» **PROMPT**
Carry over every entry exactly as written, though not the pictures it contains.

» **THE RECORDS**

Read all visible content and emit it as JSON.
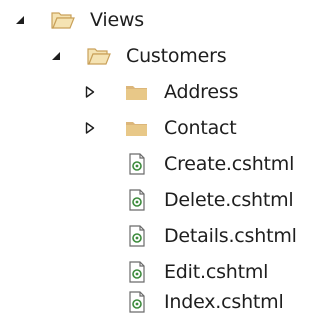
{
  "tree": {
    "views": {
      "label": "Views",
      "state": "expanded",
      "icon": "folder-open-icon"
    },
    "customers": {
      "label": "Customers",
      "state": "expanded",
      "icon": "folder-open-icon"
    },
    "folders": [
      {
        "label": "Address",
        "state": "collapsed",
        "icon": "folder-icon"
      },
      {
        "label": "Contact",
        "state": "collapsed",
        "icon": "folder-icon"
      }
    ],
    "files": [
      {
        "label": "Create.cshtml",
        "icon": "razor-file-icon"
      },
      {
        "label": "Delete.cshtml",
        "icon": "razor-file-icon"
      },
      {
        "label": "Details.cshtml",
        "icon": "razor-file-icon"
      },
      {
        "label": "Edit.cshtml",
        "icon": "razor-file-icon"
      },
      {
        "label": "Index.cshtml",
        "icon": "razor-file-icon"
      }
    ]
  },
  "colors": {
    "folder_fill": "#dcb67a",
    "folder_open_fill": "#f5e3b3",
    "folder_stroke": "#c9a15a",
    "file_stroke": "#6b6b6b",
    "razor_green": "#3c8b3c",
    "arrow": "#1e1e1e"
  }
}
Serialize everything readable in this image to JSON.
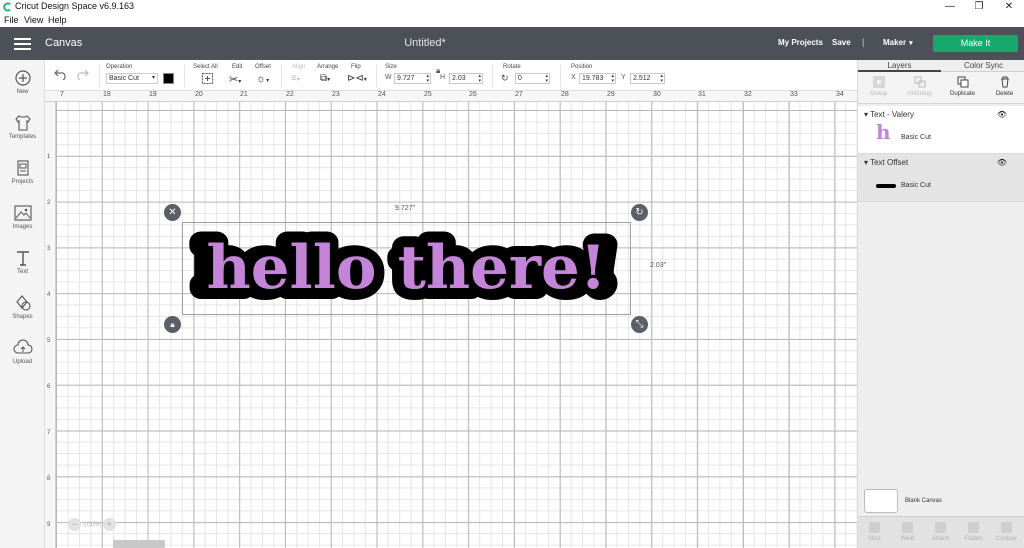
{
  "window": {
    "title": "Cricut Design Space  v6.9.163",
    "minimize": "—",
    "maximize": "❐",
    "close": "✕"
  },
  "menu": [
    "File",
    "View",
    "Help"
  ],
  "topnav": {
    "section": "Canvas",
    "doc_title": "Untitled*",
    "my_projects": "My Projects",
    "save": "Save",
    "separator": "|",
    "machine": "Maker",
    "make_it": "Make It",
    "accent_color": "#17a86b",
    "bar_color": "#4b5157"
  },
  "left_tools": [
    {
      "label": "New",
      "icon": "plus-circle-icon"
    },
    {
      "label": "Templates",
      "icon": "tshirt-icon"
    },
    {
      "label": "Projects",
      "icon": "projects-icon"
    },
    {
      "label": "Images",
      "icon": "image-icon"
    },
    {
      "label": "Text",
      "icon": "text-icon"
    },
    {
      "label": "Shapes",
      "icon": "shapes-icon"
    },
    {
      "label": "Upload",
      "icon": "cloud-upload-icon"
    }
  ],
  "toolbar": {
    "undo_icon": "undo-icon",
    "redo_icon": "redo-icon",
    "operation_label": "Operation",
    "operation_value": "Basic Cut",
    "operation_color": "#000000",
    "select_all_label": "Select All",
    "edit_label": "Edit",
    "offset_label": "Offset",
    "align_label": "Align",
    "arrange_label": "Arrange",
    "flip_label": "Flip",
    "size_label": "Size",
    "size_w_prefix": "W",
    "size_w": "9.727",
    "size_h_prefix": "H",
    "size_h": "2.03",
    "rotate_label": "Rotate",
    "rotate_value": "0",
    "position_label": "Position",
    "pos_x_prefix": "X",
    "pos_x": "19.783",
    "pos_y_prefix": "Y",
    "pos_y": "2.512"
  },
  "ruler": {
    "top": [
      "7",
      "18",
      "19",
      "20",
      "21",
      "22",
      "23",
      "24",
      "25",
      "26",
      "27",
      "28",
      "29",
      "30",
      "31",
      "32",
      "33",
      "34"
    ],
    "left": [
      "1",
      "2",
      "3",
      "4",
      "5",
      "6",
      "7",
      "8",
      "9"
    ]
  },
  "canvas": {
    "text": "hello there!",
    "text_color": "#c485d9",
    "offset_color": "#000000",
    "width_label": "9.727\"",
    "height_label": "2.03\"",
    "zoom": "100%"
  },
  "layers_panel": {
    "tab_layers": "Layers",
    "tab_color_sync": "Color Sync",
    "actions": [
      {
        "label": "Group",
        "enabled": false
      },
      {
        "label": "UnGroup",
        "enabled": false
      },
      {
        "label": "Duplicate",
        "enabled": true
      },
      {
        "label": "Delete",
        "enabled": true
      }
    ],
    "groups": [
      {
        "name": "Text - Valery",
        "item": "Basic Cut",
        "thumb_glyph": "h",
        "thumb_color": "#c485d9"
      },
      {
        "name": "Text Offset",
        "item": "Basic Cut",
        "thumb_color": "#000000"
      }
    ],
    "blank_canvas": "Blank Canvas",
    "bottom_actions": [
      "Slice",
      "Weld",
      "Attach",
      "Flatten",
      "Contour"
    ]
  }
}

» **EXERCISE RESULT**
Read all visible content and emit it as JSON.
{
  "tree": {
    "views": {
      "label": "Views",
      "state": "expanded",
      "icon": "folder-open-icon"
    },
    "customers": {
      "label": "Customers",
      "state": "expanded",
      "icon": "folder-open-icon"
    },
    "folders": [
      {
        "label": "Address",
        "state": "collapsed",
        "icon": "folder-icon"
      },
      {
        "label": "Contact",
        "state": "collapsed",
        "icon": "folder-icon"
      }
    ],
    "files": [
      {
        "label": "Create.cshtml",
        "icon": "razor-file-icon"
      },
      {
        "label": "Delete.cshtml",
        "icon": "razor-file-icon"
      },
      {
        "label": "Details.cshtml",
        "icon": "razor-file-icon"
      },
      {
        "label": "Edit.cshtml",
        "icon": "razor-file-icon"
      },
      {
        "label": "Index.cshtml",
        "icon": "razor-file-icon"
      }
    ]
  },
  "colors": {
    "folder_fill": "#dcb67a",
    "folder_open_fill": "#f5e3b3",
    "folder_stroke": "#c9a15a",
    "file_stroke": "#6b6b6b",
    "razor_green": "#3c8b3c",
    "arrow": "#1e1e1e"
  }
}
Serialize everything readable in this image to JSON.
{
  "window": {
    "title": "Cricut Design Space  v6.9.163",
    "minimize": "—",
    "maximize": "❐",
    "close": "✕"
  },
  "menu": [
    "File",
    "View",
    "Help"
  ],
  "topnav": {
    "section": "Canvas",
    "doc_title": "Untitled*",
    "my_projects": "My Projects",
    "save": "Save",
    "separator": "|",
    "machine": "Maker",
    "make_it": "Make It",
    "accent_color": "#17a86b",
    "bar_color": "#4b5157"
  },
  "left_tools": [
    {
      "label": "New",
      "icon": "plus-circle-icon"
    },
    {
      "label": "Templates",
      "icon": "tshirt-icon"
    },
    {
      "label": "Projects",
      "icon": "projects-icon"
    },
    {
      "label": "Images",
      "icon": "image-icon"
    },
    {
      "label": "Text",
      "icon": "text-icon"
    },
    {
      "label": "Shapes",
      "icon": "shapes-icon"
    },
    {
      "label": "Upload",
      "icon": "cloud-upload-icon"
    }
  ],
  "toolbar": {
    "undo_icon": "undo-icon",
    "redo_icon": "redo-icon",
    "operation_label": "Operation",
    "operation_value": "Basic Cut",
    "operation_color": "#000000",
    "select_all_label": "Select All",
    "edit_label": "Edit",
    "offset_label": "Offset",
    "align_label": "Align",
    "arrange_label": "Arrange",
    "flip_label": "Flip",
    "size_label": "Size",
    "size_w_prefix": "W",
    "size_w": "9.727",
    "size_h_prefix": "H",
    "size_h": "2.03",
    "rotate_label": "Rotate",
    "rotate_value": "0",
    "position_label": "Position",
    "pos_x_prefix": "X",
    "pos_x": "19.783",
    "pos_y_prefix": "Y",
    "pos_y": "2.512"
  },
  "ruler": {
    "top": [
      "7",
      "18",
      "19",
      "20",
      "21",
      "22",
      "23",
      "24",
      "25",
      "26",
      "27",
      "28",
      "29",
      "30",
      "31",
      "32",
      "33",
      "34"
    ],
    "left": [
      "1",
      "2",
      "3",
      "4",
      "5",
      "6",
      "7",
      "8",
      "9"
    ]
  },
  "canvas": {
    "text": "hello there!",
    "text_color": "#c485d9",
    "offset_color": "#000000",
    "width_label": "9.727\"",
    "height_label": "2.03\"",
    "zoom": "100%"
  },
  "layers_panel": {
    "tab_layers": "Layers",
    "tab_color_sync": "Color Sync",
    "actions": [
      {
        "label": "Group",
        "enabled": false
      },
      {
        "label": "UnGroup",
        "enabled": false
      },
      {
        "label": "Duplicate",
        "enabled": true
      },
      {
        "label": "Delete",
        "enabled": true
      }
    ],
    "groups": [
      {
        "name": "Text - Valery",
        "item": "Basic Cut",
        "thumb_glyph": "h",
        "thumb_color": "#c485d9"
      },
      {
        "name": "Text Offset",
        "item": "Basic Cut",
        "thumb_color": "#000000"
      }
    ],
    "blank_canvas": "Blank Canvas",
    "bottom_actions": [
      "Slice",
      "Weld",
      "Attach",
      "Flatten",
      "Contour"
    ]
  }
}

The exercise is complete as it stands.